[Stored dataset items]
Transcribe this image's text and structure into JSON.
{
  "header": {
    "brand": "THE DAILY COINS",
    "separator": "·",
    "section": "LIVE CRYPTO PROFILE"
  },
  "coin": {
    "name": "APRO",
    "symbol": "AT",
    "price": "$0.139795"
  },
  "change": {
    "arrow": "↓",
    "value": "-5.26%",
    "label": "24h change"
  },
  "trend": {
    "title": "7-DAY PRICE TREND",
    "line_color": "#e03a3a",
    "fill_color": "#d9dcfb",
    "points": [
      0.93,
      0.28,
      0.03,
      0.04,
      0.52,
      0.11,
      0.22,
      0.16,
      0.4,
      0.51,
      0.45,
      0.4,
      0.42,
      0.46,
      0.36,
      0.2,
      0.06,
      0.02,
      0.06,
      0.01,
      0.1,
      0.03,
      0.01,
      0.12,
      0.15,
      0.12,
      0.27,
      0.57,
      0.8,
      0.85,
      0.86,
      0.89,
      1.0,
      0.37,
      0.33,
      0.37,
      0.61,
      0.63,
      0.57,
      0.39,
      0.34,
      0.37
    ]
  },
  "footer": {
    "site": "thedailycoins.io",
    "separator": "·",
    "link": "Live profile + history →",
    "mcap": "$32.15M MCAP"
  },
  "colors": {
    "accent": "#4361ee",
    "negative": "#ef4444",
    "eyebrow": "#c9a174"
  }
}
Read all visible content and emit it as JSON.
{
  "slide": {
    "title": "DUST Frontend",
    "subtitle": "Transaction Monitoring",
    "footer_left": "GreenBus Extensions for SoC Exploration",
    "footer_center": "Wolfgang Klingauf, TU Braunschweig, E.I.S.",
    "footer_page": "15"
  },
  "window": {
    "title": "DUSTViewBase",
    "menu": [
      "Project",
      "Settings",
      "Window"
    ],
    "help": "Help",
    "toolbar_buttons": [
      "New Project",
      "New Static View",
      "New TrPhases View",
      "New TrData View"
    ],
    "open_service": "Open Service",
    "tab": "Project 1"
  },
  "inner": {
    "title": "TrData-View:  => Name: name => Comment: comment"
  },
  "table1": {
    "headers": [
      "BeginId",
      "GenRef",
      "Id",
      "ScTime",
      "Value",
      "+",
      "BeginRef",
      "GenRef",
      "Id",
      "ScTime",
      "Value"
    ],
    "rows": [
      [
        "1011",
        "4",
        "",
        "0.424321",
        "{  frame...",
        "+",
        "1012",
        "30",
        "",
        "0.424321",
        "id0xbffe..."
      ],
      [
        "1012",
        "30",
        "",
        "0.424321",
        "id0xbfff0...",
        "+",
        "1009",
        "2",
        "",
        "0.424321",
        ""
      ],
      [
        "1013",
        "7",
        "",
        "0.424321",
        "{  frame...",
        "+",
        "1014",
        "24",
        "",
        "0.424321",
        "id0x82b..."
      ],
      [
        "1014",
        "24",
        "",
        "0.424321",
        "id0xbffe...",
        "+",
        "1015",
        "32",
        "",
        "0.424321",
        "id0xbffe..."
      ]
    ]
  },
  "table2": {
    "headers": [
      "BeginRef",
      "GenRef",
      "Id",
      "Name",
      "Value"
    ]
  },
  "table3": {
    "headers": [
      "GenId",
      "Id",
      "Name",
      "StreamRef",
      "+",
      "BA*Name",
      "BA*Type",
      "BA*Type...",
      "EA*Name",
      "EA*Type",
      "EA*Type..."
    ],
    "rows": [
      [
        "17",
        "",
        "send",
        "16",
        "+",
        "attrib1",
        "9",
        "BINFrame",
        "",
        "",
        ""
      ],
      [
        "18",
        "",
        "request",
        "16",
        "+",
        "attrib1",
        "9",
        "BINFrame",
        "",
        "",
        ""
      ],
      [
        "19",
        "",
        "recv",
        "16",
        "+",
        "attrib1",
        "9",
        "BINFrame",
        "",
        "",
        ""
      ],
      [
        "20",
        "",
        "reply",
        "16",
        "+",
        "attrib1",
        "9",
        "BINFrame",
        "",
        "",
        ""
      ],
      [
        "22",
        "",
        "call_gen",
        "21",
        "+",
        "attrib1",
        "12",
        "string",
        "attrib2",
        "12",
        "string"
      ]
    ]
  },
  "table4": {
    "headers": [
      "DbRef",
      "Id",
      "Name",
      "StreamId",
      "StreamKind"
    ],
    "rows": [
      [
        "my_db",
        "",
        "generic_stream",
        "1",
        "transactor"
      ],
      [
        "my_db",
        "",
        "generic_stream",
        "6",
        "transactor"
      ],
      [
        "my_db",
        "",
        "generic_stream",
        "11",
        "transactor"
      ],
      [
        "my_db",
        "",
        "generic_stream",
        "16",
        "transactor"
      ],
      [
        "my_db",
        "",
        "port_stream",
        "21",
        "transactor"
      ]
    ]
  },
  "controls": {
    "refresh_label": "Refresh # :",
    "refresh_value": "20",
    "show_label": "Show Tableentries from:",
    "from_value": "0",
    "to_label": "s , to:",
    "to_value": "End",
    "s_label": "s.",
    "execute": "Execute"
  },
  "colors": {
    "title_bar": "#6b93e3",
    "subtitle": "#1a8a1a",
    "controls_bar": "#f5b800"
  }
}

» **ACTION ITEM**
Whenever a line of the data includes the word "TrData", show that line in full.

» **ANSWER**
      "New TrData View"
    "title": "TrData-View:  => Name: name => Comment: comment"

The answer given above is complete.